Data records:
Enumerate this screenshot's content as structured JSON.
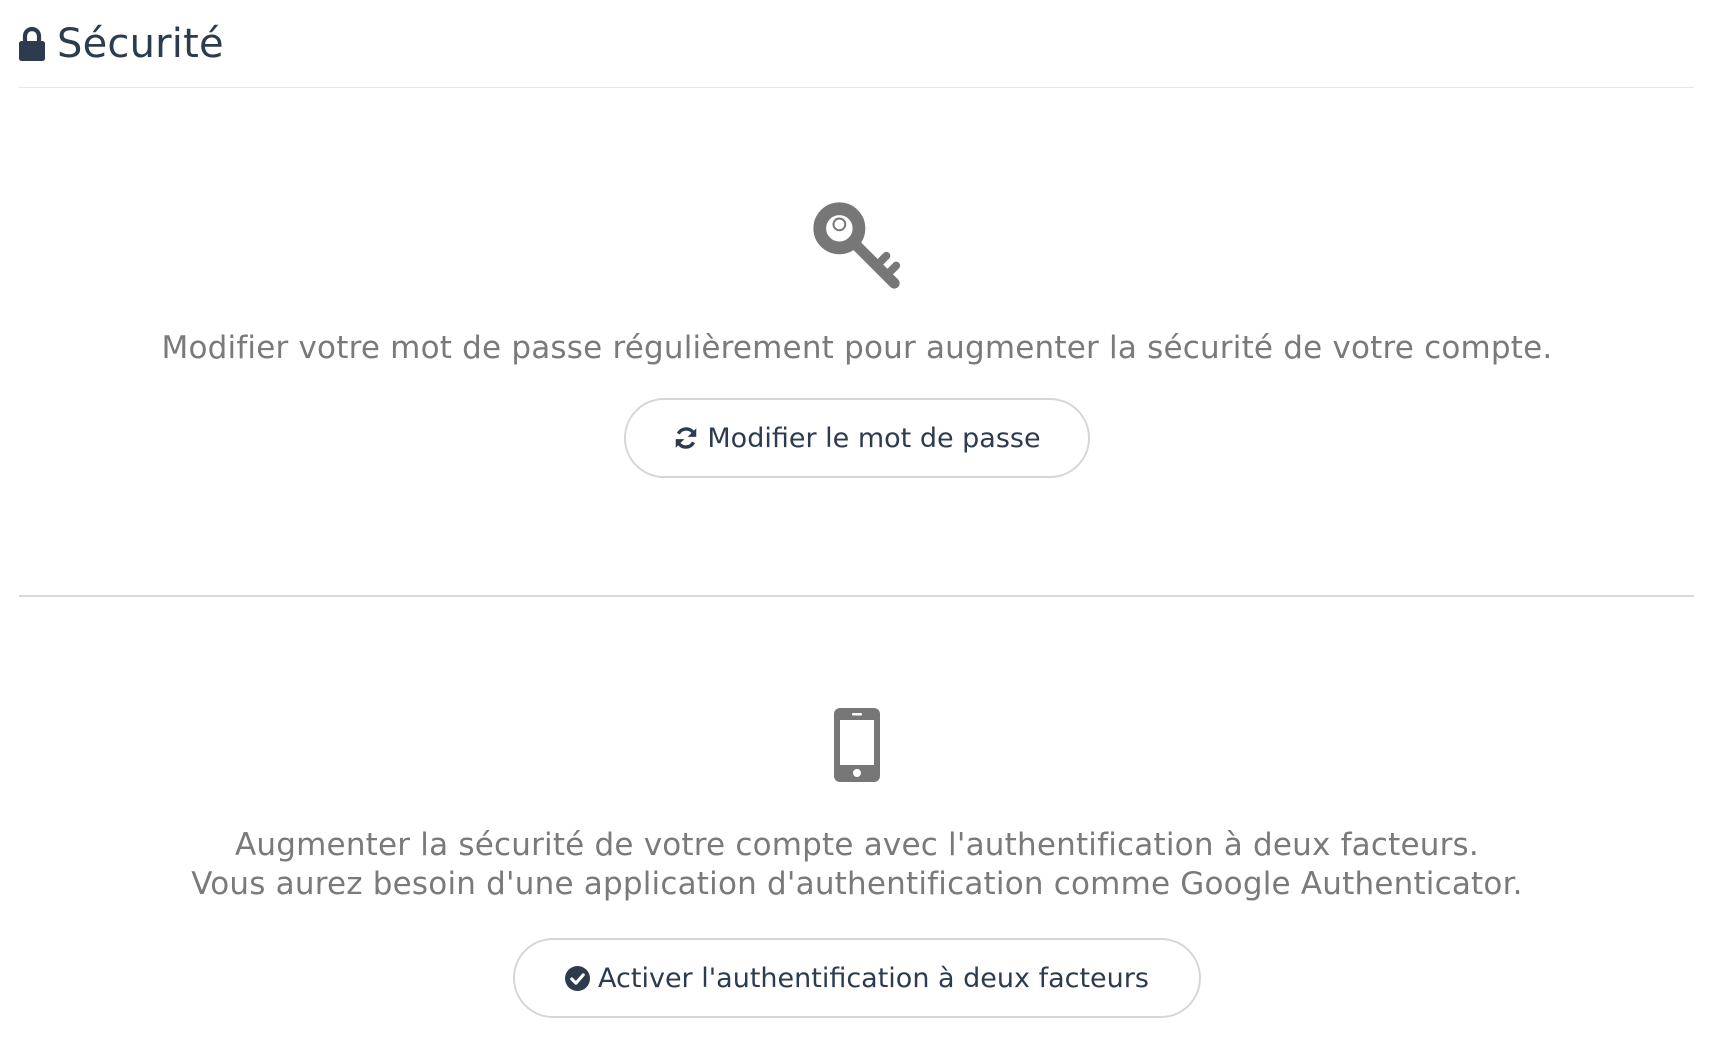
{
  "header": {
    "title": "Sécurité",
    "icon": "lock-icon"
  },
  "password_section": {
    "icon": "key-icon",
    "description": "Modifier votre mot de passe régulièrement pour augmenter la sécurité de votre compte.",
    "button_icon": "refresh-icon",
    "button_label": "Modifier le mot de passe"
  },
  "twofa_section": {
    "icon": "mobile-phone-icon",
    "description_line1": "Augmenter la sécurité de votre compte avec l'authentification à deux facteurs.",
    "description_line2": "Vous aurez besoin d'une application d'authentification comme Google Authenticator.",
    "button_icon": "check-circle-icon",
    "button_label": "Activer l'authentification à deux facteurs"
  },
  "colors": {
    "text_dark": "#2d3b4f",
    "text_muted": "#7a7a7a",
    "icon_gray": "#777777",
    "border": "#d6d6d6"
  }
}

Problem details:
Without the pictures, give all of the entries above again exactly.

Output for this exercise:
Enumerate this screenshot's content as structured JSON.
{
  "header": {
    "title": "Sécurité",
    "icon": "lock-icon"
  },
  "password_section": {
    "icon": "key-icon",
    "description": "Modifier votre mot de passe régulièrement pour augmenter la sécurité de votre compte.",
    "button_icon": "refresh-icon",
    "button_label": "Modifier le mot de passe"
  },
  "twofa_section": {
    "icon": "mobile-phone-icon",
    "description_line1": "Augmenter la sécurité de votre compte avec l'authentification à deux facteurs.",
    "description_line2": "Vous aurez besoin d'une application d'authentification comme Google Authenticator.",
    "button_icon": "check-circle-icon",
    "button_label": "Activer l'authentification à deux facteurs"
  },
  "colors": {
    "text_dark": "#2d3b4f",
    "text_muted": "#7a7a7a",
    "icon_gray": "#777777",
    "border": "#d6d6d6"
  }
}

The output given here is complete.